Offering a loan sounds like a quick and effective way to make some extra money on the side. However, whether you can just simply write up a contract for a private loan and move on is a bit more difficult. How to loan money and whether you can depends on what type of business structure you are. If you are a private company then you will have to face the Tax Act. If you’re acting as a sole trader or a partnership then you are entering the grounds of a credit provider unless you are providing private loans.

Type of Business

The first consideration is what type of business you are. This means taking into account what industry your business fits in. Then after working out your industry, the next consideration is for what purpose, and why you are deciding to loan money.

Tax Act & loan money

The law governing businesses loaning money is the Income Tax Assessment Act 1936 (Cth) div 7A. The law covers private companies providing either money or benefits to a shareholder or associate. As a result this includes loans. Generally, if a private company provides a loan then for tax purposes they have provided a dividend. The act also sets out minimum yearly repayments, timing and minimum interest rates. You can use the calculator tool to assist with this. If you are still unsure about how to navigate lending money and tax obligations you could always check with a tax lawyer.

Example
Sample Industries Pty Ltd loans $15,000 to one its shareholders Lucy. The money is provided by way of a promissory note. This means Div 7A may apply to the loan.

Example
Sample Industries Pty Ltd loans $15,000 to one another company, Stock Industries Pty Ltd . The money is provided by way of a promissory note. As the loan was provided to another company, this means the act would not consider the loan to be a dividend. This is just a brief sample as there are numerous exceptions.

Credit provider and private loans

A credit provider is just someone who provides credit. Therefore, a credit provider must follow the responsible lending guidelines set out in the National Consumer Credit Protection Act 2009 (Cth). However, as an individual you would be providing a private loan. One of the ways to recognise a private loan is the bargaining power between the parties. When there is a private loan, generally the individuals can tweak and change the terms to suit each other. Despite it only being a private loan, you should still have a contract in case things break down.

Conclusion

Nevertheless, it all comes down to a couple of factors. The first is what type of business structure you are operating as. This leads to the next consideration of whether you are lending money as an individual. Therefore, you could loan money under the category of a private loan. The important thing to keep in mind is that you abide by the taxation requirements and that you aren’t acting as an unauthorised credit provider.

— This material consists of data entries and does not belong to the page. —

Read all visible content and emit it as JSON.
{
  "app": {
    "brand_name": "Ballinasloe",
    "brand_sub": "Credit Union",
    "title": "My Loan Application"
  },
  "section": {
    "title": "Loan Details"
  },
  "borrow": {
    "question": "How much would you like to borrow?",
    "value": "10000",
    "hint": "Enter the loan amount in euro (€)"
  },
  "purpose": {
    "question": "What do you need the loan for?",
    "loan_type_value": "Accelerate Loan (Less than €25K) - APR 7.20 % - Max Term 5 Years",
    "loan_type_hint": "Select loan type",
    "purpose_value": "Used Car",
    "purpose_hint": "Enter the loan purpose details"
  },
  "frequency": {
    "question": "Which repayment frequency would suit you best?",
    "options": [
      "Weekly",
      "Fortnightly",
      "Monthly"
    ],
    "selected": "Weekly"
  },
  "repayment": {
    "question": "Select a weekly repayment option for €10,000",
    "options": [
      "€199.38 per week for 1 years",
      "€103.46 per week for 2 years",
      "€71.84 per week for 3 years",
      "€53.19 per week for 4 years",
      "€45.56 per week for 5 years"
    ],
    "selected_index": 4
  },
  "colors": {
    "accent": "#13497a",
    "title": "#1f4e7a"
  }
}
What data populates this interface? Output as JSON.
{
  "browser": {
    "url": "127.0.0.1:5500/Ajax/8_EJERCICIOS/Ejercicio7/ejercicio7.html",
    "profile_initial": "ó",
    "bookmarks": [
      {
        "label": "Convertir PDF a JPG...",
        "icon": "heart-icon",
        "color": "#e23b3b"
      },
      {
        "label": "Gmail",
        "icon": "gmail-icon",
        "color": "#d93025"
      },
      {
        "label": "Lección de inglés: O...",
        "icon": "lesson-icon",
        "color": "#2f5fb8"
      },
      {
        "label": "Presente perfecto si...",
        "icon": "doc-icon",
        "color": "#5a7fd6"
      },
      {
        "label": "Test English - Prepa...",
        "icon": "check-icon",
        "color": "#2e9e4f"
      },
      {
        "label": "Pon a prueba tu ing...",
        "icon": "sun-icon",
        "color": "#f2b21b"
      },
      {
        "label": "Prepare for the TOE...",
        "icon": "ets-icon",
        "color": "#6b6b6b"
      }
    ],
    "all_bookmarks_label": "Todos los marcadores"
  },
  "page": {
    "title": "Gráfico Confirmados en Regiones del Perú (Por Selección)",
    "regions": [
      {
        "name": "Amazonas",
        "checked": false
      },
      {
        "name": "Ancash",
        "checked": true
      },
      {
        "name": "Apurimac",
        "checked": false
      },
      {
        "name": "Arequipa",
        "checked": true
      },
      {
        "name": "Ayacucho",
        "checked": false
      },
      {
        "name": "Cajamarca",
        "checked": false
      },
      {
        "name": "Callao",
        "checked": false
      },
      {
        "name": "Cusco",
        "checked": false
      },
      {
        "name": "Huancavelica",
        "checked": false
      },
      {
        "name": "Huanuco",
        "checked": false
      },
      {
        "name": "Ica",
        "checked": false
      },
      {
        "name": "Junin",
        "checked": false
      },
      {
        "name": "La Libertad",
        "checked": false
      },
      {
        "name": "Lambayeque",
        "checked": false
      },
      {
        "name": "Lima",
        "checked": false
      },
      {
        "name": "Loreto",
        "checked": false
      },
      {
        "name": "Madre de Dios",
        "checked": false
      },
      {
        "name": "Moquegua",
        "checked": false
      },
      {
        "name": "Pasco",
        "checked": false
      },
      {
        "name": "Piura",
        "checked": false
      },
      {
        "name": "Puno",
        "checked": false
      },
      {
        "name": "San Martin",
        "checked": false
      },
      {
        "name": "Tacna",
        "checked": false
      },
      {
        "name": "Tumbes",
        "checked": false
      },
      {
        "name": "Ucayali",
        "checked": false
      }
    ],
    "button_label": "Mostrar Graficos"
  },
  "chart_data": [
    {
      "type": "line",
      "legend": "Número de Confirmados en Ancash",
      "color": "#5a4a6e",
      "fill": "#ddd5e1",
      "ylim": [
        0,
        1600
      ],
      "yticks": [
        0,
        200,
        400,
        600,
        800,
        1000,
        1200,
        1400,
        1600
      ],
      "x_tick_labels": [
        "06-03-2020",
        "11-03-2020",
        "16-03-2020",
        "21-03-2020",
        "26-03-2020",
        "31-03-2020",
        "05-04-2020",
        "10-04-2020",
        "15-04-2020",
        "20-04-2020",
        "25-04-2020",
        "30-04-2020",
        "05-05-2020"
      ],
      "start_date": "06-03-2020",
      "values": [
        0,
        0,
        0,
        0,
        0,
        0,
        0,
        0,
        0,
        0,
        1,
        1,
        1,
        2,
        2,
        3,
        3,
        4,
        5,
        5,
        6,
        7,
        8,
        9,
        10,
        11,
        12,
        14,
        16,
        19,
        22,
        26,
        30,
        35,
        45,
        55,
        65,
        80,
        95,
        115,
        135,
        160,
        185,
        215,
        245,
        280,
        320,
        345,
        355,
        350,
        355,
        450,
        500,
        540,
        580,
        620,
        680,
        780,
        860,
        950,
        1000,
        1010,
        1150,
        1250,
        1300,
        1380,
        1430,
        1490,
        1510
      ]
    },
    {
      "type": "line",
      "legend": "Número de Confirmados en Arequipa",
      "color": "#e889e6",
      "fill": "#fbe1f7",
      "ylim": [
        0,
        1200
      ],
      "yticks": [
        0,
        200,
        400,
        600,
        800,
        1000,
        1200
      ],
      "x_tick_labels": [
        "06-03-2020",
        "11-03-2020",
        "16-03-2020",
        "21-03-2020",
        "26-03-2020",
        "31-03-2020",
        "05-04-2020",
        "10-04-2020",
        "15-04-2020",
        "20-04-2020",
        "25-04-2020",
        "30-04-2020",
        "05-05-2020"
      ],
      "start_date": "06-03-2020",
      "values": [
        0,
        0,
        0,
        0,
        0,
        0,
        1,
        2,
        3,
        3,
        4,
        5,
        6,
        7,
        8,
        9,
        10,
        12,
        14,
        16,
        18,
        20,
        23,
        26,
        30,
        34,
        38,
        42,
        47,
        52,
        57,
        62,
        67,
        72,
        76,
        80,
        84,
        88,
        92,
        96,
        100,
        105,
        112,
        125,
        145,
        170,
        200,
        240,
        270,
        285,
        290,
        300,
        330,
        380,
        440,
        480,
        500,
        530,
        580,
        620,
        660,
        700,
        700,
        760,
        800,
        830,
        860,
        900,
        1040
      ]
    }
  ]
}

Still unsure? Contact a LawPath consultant on 1800 529 728 to learn more about customising legal documents and obtaining a fixed-fee quote from Australia’s largest legal marketplace.

Author
Justin Pasqualino

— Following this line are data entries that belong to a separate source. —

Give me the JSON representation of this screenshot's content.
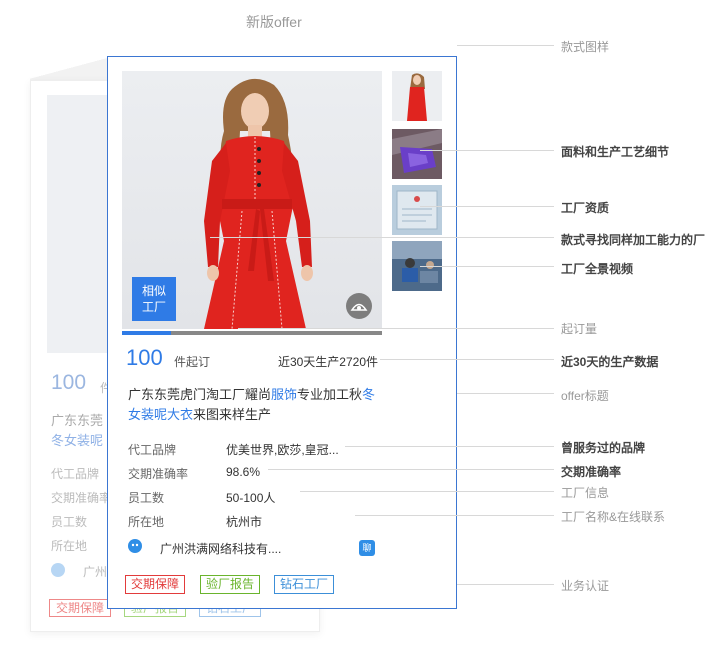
{
  "page": {
    "title": "新版offer"
  },
  "old_card": {
    "qty": "100",
    "qty_unit": "件",
    "title_line1": "广东东莞",
    "title_line2": "冬女装呢",
    "rows": [
      "代工品牌",
      "交期准确率",
      "员工数",
      "所在地"
    ],
    "company": "广州",
    "tags": [
      "交期保障",
      "验厂报告",
      "钻石工厂"
    ]
  },
  "card": {
    "similar_button": {
      "line1": "相似",
      "line2": "工厂"
    },
    "progress_fraction": 0.19,
    "min_order_qty": "100",
    "min_order_unit": "件起订",
    "production_30d": "近30天生产2720件",
    "offer_title": {
      "part1": "广东东莞虎门淘工厂耀尚",
      "highlight1": "服饰",
      "part2": "专业加工秋",
      "highlight2": "冬女装呢大衣",
      "part3": "来图来样生产"
    },
    "info": [
      {
        "label": "代工品牌",
        "value": "优美世界,欧莎,皇冠..."
      },
      {
        "label": "交期准确率",
        "value": "98.6%"
      },
      {
        "label": "员工数",
        "value": "50-100人"
      },
      {
        "label": "所在地",
        "value": "杭州市"
      }
    ],
    "company_name": "广州洪满网络科技有....",
    "chat_icon_text": "聊",
    "tags": [
      {
        "label": "交期保障",
        "color": "#e23b3b"
      },
      {
        "label": "验厂报告",
        "color": "#6ab42d"
      },
      {
        "label": "钻石工厂",
        "color": "#3c8fd8"
      }
    ]
  },
  "annotations": {
    "style_image": "款式图样",
    "fabric_detail": "面料和生产工艺细节",
    "factory_cert": "工厂资质",
    "similar_factory": "款式寻找同样加工能力的厂",
    "factory_video": "工厂全景视频",
    "min_order": "起订量",
    "production_30d": "近30天的生产数据",
    "offer_title": "offer标题",
    "served_brands": "曾服务过的品牌",
    "delivery_accuracy": "交期准确率",
    "factory_info": "工厂信息",
    "factory_contact": "工厂名称&在线联系",
    "business_cert": "业务认证"
  },
  "colors": {
    "accent": "#2f7be6",
    "card_border": "#3b76d2",
    "dress_red": "#e0241f"
  }
}
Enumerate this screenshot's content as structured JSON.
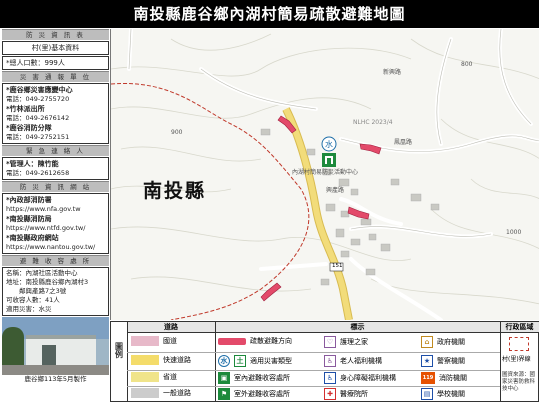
{
  "title": "南投縣鹿谷鄉內湖村簡易疏散避難地圖",
  "left_panel": {
    "section1_head": "防 災 資 訊 表",
    "basic_head": "村(里)基本資料",
    "population": "*總人口數：999人",
    "disaster_head": "災 害 通 報 單 位",
    "units": [
      {
        "name": "*鹿谷鄉災害應變中心",
        "phone": "電話：049-2755720"
      },
      {
        "name": "*竹林派出所",
        "phone": "電話：049-2676142"
      },
      {
        "name": "*鹿谷消防分隊",
        "phone": "電話：049-2752151"
      }
    ],
    "contact_head": "緊 急 連 絡 人",
    "contact_name": "*管理人：陳竹能",
    "contact_phone": "電話：049-2612658",
    "websites_head": "防 災 資 訊 網 站",
    "websites": [
      {
        "name": "*內政部消防署",
        "url": "https://www.nfa.gov.tw"
      },
      {
        "name": "*南投縣消防局",
        "url": "https://www.ntfd.gov.tw/"
      },
      {
        "name": "*南投縣政府網站",
        "url": "https://www.nantou.gov.tw/"
      }
    ],
    "shelter_head": "避 難 收 容 處 所",
    "shelter_name": "名稱：內湖社區活動中心",
    "shelter_addr1": "地址：南投縣鹿谷鄉內湖村3",
    "shelter_addr2": "　　鄰興產路7之3號",
    "shelter_capacity": "可收容人數：41人",
    "shelter_target": "適用災害：水災",
    "photo_caption": "鹿谷鄉113年5月製作"
  },
  "map": {
    "county_label": "南投縣",
    "shelter_label": "內湖村簡易防災活動中心",
    "route_badge": "151",
    "road_labels": [
      "興產路",
      "新興路",
      "鳳凰路"
    ],
    "contour_labels": [
      "800",
      "1000",
      "900"
    ],
    "point_labels": [
      "NLHC 2023/4"
    ]
  },
  "legend": {
    "head_roads": "道路",
    "head_marks": "標示",
    "head_admin": "行政區域",
    "side_label": "圖例",
    "roads": [
      {
        "label": "國道",
        "color": "#e7b9c9"
      },
      {
        "label": "快速道路",
        "color": "#f4dc6a"
      },
      {
        "label": "省道",
        "color": "#f0e48a"
      },
      {
        "label": "一般道路",
        "color": "#cccccc"
      }
    ],
    "marks": [
      [
        "疏散避難方向",
        "護理之家",
        "政府機關"
      ],
      [
        "適用災害類型",
        "老人福利機構",
        "警察機關"
      ],
      [
        "室內避難收容處所",
        "身心障礙福利機構",
        "消防機關"
      ],
      [
        "室外避難收容處所",
        "醫療院所",
        "學校機關"
      ]
    ],
    "admin_label": "村(里)界線",
    "source_note": "圖資來源：國家災害防救科技中心",
    "fire_icon_text": "119"
  },
  "colors": {
    "evac_arrow": "#e34a6a",
    "shelter_green": "#1d8a3c",
    "main_road": "#f2dc7a",
    "minor_road": "#ffffff",
    "terrain": "#f6f6f2"
  }
}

Justin is a legal intern at Lawpath as part of the content team. He is currently studying a Bachelor of Laws and a Bachelor of Economics at UTS.